### About this task
Bring together copies of the lines in the data below that contain the word "name".

#####

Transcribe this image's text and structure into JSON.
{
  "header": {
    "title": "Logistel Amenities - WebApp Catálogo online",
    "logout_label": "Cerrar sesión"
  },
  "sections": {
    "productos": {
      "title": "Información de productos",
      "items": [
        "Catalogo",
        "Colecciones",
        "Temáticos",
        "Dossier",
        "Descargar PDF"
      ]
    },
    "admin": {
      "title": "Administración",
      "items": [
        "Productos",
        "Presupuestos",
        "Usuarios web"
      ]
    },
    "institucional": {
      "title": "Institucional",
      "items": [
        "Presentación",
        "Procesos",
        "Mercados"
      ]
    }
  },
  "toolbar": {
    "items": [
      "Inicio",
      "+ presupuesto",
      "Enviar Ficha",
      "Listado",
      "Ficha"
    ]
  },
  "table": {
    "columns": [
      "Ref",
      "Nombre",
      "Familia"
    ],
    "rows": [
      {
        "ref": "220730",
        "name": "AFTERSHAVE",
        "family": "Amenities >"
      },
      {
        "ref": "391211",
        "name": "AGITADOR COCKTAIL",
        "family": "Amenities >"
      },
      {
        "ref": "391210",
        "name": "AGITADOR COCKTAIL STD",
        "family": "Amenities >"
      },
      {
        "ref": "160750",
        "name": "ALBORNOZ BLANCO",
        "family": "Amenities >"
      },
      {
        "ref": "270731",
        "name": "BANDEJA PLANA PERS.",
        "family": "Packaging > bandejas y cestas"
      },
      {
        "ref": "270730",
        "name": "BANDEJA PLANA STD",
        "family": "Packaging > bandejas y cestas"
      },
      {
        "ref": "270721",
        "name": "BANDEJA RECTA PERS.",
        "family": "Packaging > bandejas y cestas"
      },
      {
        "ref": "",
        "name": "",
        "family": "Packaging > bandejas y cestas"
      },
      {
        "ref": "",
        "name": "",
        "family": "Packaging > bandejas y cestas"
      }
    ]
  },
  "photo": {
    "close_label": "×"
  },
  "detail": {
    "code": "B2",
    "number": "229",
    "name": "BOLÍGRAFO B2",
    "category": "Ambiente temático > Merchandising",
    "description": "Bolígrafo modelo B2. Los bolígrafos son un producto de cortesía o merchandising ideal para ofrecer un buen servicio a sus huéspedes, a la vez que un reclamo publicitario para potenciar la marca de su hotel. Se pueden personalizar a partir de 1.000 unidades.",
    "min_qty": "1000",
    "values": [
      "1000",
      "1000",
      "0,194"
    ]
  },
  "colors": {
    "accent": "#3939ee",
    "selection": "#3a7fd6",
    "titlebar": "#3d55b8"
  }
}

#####

### Answer for this exercise
        "name": "AFTERSHAVE",
        "name": "AGITADOR COCKTAIL",
        "name": "AGITADOR COCKTAIL STD",
        "name": "ALBORNOZ BLANCO",
        "name": "BANDEJA PLANA PERS.",
        "name": "BANDEJA PLANA STD",
        "name": "BANDEJA RECTA PERS.",
        "name": "",
        "name": "",
    "name": "BOLÍGRAFO B2",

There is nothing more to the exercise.